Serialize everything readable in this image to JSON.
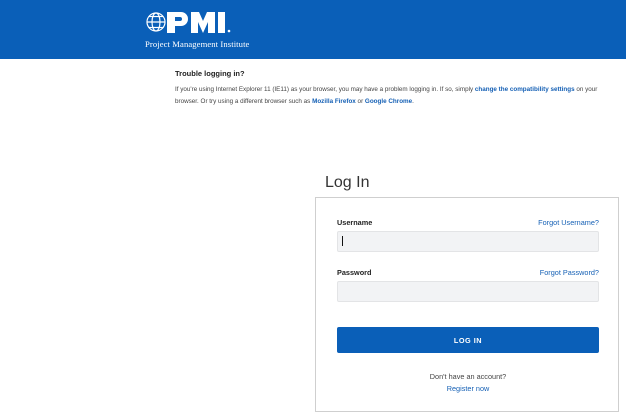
{
  "header": {
    "logo_text": "PMI",
    "logo_subtitle": "Project Management Institute",
    "brand_color": "#0a5fb8"
  },
  "notice": {
    "title": "Trouble logging in?",
    "text_1": "If you're using Internet Explorer 11 (IE11) as your browser, you may have a problem logging in. If so, simply ",
    "link_compat": "change the compatibility settings",
    "text_2": " on your browser. Or try using a different browser such as ",
    "link_firefox": "Mozilla Firefox",
    "text_3": " or ",
    "link_chrome": "Google Chrome",
    "text_4": "."
  },
  "login": {
    "title": "Log In",
    "username_label": "Username",
    "forgot_username": "Forgot Username?",
    "username_value": "",
    "password_label": "Password",
    "forgot_password": "Forgot Password?",
    "password_value": "",
    "submit_label": "LOG IN",
    "no_account_text": "Don't have an account?",
    "register_label": "Register now"
  },
  "colors": {
    "link": "#1560b5",
    "input_bg": "#f2f3f5"
  }
}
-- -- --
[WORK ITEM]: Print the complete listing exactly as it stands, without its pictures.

[OUTPUT OF THE TASK]:
Serialize everything readable in this image to JSON.
{
  "header": {
    "logo_text": "PMI",
    "logo_subtitle": "Project Management Institute",
    "brand_color": "#0a5fb8"
  },
  "notice": {
    "title": "Trouble logging in?",
    "text_1": "If you're using Internet Explorer 11 (IE11) as your browser, you may have a problem logging in. If so, simply ",
    "link_compat": "change the compatibility settings",
    "text_2": " on your browser. Or try using a different browser such as ",
    "link_firefox": "Mozilla Firefox",
    "text_3": " or ",
    "link_chrome": "Google Chrome",
    "text_4": "."
  },
  "login": {
    "title": "Log In",
    "username_label": "Username",
    "forgot_username": "Forgot Username?",
    "username_value": "",
    "password_label": "Password",
    "forgot_password": "Forgot Password?",
    "password_value": "",
    "submit_label": "LOG IN",
    "no_account_text": "Don't have an account?",
    "register_label": "Register now"
  },
  "colors": {
    "link": "#1560b5",
    "input_bg": "#f2f3f5"
  }
}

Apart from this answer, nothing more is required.